Gemma Creagh chats with Killing Bono and The Chronicles of Narnia star, Ben Barnes.
You have a great accent in the film; how did you manage your Irish accent?
Well I had about two hours with a dialect coach before I came over to Ireland because we didn’t have the budget to have him for longer – and I just decided I would stay in the accent the whole time that I was in Ireland. So for about 10 weeks, whether I was in the pub or on the phone to my mum, everything I said was in the accent. I was listening to Robbie Sheehan speaking. I know he’s not from Dublin, but Laois is close enough! So I was just listening, basically because with a comedy you’re going to improvise little lines here and there, and if you learn only to say what’s in the script you’ll come unstuck very quickly. I just loved that accent, I’ve done loads of accents in my career so far, lots of different weird accents, but this was a really fun one. I’d do it again. I’m looking for other Irish projects.
What attracted you to the role of the troubled musician?
I was aching for the script to be funny when I knew that it was by the guys who wrote The Commitments, because I knew what sort of feel it would have. It was hilarious because this guy was such a moron, he couldn’t really get out of his own way, and I could relate to the passion and the frustration of not really getting there as soon as you hope you can. I was looking for something to do that was a different, a little bit less… earnest. I didn’t want to play a heroic character. I wanted to play someone who took the piss out of himself – and this was he if ever there was someone. But because he’s not famous I had the freedom to play him however I wanted, and turn him into who I want and now everyone will think that he’s like he is in the film, when he’s not. It was an interesting challenge, I wanted to make him good-natured and good hearted but a plonker as well.
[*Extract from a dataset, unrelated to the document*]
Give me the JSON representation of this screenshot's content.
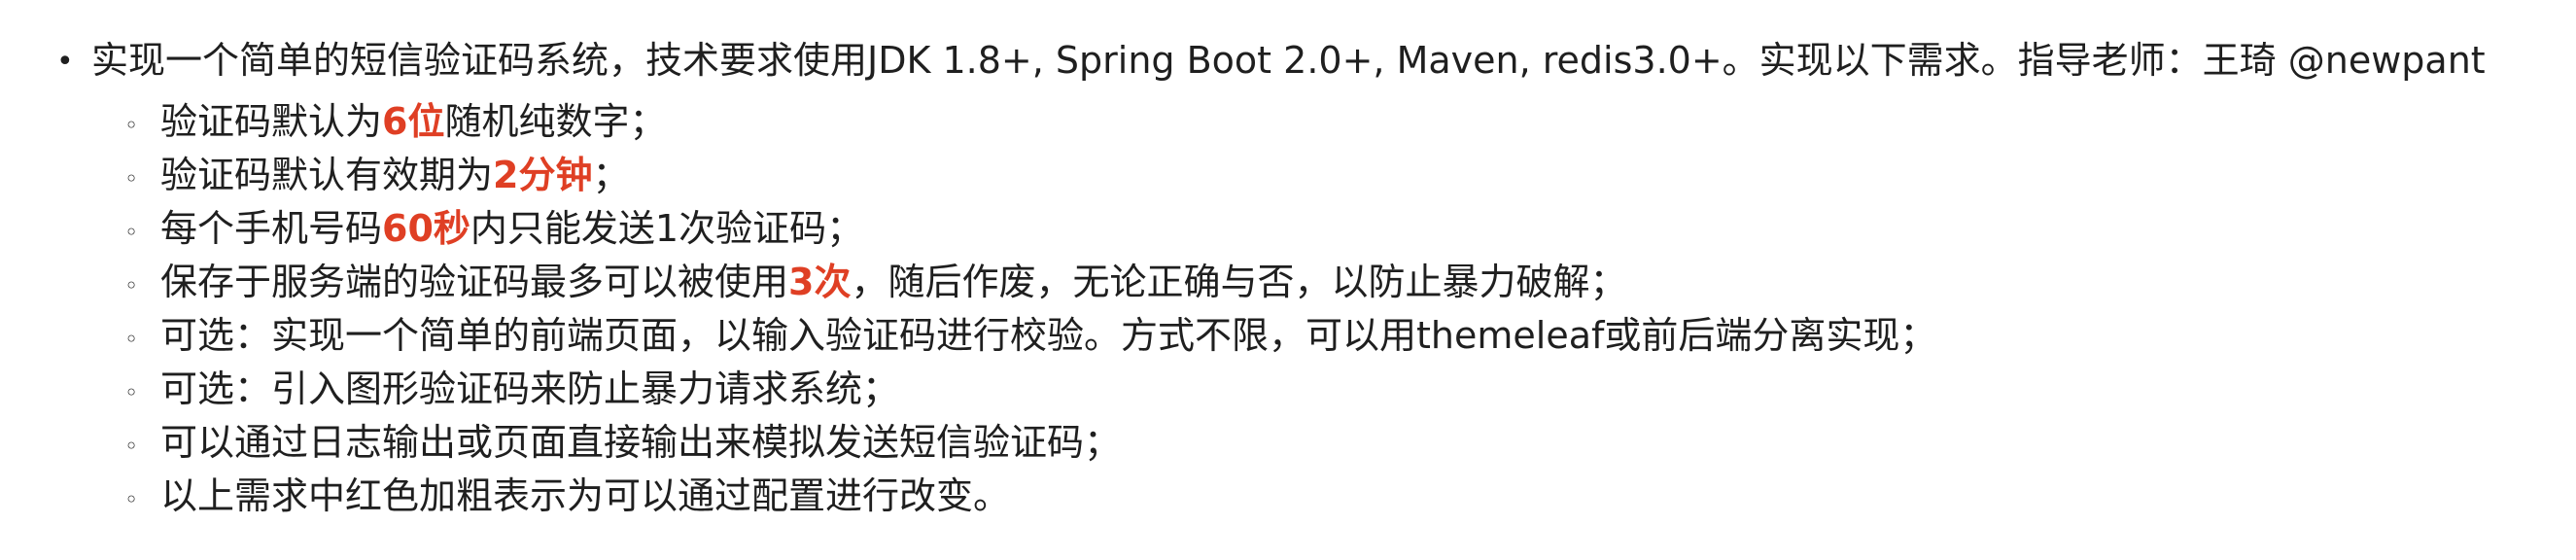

Are you a U2 fan in real life?
Yeah, I’m more so now. I didn’t really grow up with their music but I always liked particular songs of theirs. I have a newfound respect for Bono as a frontman, you can see the energy of that raspy high voice! I think they’re a great band and I’d love to go and see them.
What’s the difference between Killing Bono compared to a big role like The Chronicles of Narnia.
I think time is a big thing. On those big movies you have a lot more time. You’re filming for five, six or seven months so you’re concentrating on little tiny moments – but on a film like this, it’s like a firework every day. You need a big sweary director like Nick Hamm to get it going every morning and be like: ‘be funny. Go. Immediately.’ Its about rushing, and that’s the major difference. You can definitely have a lot more fun on things like this also.
Did you get any pointers from the real Neil before you played the role?
No, I wasn’t allowed. The director wouldn’t let me meet him. He said, ‘if you meet him you’ll be wanting to take little bits of his character and put them in and I don’t want you to do that because he’s so irritating. I’ve met him, he’s so annoying and if you play him like that nobody will be able to watch the film from start to finish.’ So I had free reign to go back to the book. I did watch In Bruges, I wanted to take some of that crazy enthusiasm that Colin Farrell has in that movie and put it in this – Withnail & I as well. They structured the relationship between Neil and Ivan on that relationship and infused it into the real story of what happened. So I looked at Withnail, Richard E. Grant’s character. I mixed them all together and read the book over and over again, to be able to think the way Neil thinks – which is in a very abstract, strange way.
You finished a play recently in the West End?
I did yeah, I just finished six months in a World War One play, called Birdsong.
Which do you prefer, film or the theatre?
They both have their challenges really. There’s nothing quite matches up to the feeling of telling a whole story to an audience on one night, and getting through to the end of it, feeling like you’ve told that story successfully. You take that audience on that journey with you. You have a lot more control and power as a stage actor because you can change and manipulate things to suit the audience and suit that particular night. On film there’s so many more people involved in crafting those moments. All you can do as a film actor is give those moments of amusement or whatever is and hope and prey that the director and editor will put it together in an arc that makes sense. The responsibility is not yours anymore. Performance in film is very collaborate and performance on stage is very much your own. The weird thing about theatre is when you finish it feels like it never happened, especially if you don’t talk about it. You tend not to – and then when the theatre is stripped and it has other posters on there… it’s just bizarre, it feels like a weird dream.
Did you get on with Robert Sheehan when shooting?
Yeah, absolutely. And straight away as well. I didn’t know who he was in the beginning and he gave me the DVDs of Misfits to educate me. I came in the next day completely in awe of him, going ‘You’re amazing. You’re a comic genius!’ He is so talented, one of the most naturally talented young actors. He can just switch between serious and crazy, frustrated and angry and stupid comedy in two seconds – he doesn’t even have to try. I’m proud of him in the way that an older brother is. I’ve got a little brother and you love them and you’re very proud of them and they annoy you – it clicked very quickly between us.
Killing Bono is released in cinemas on 1st April 2011.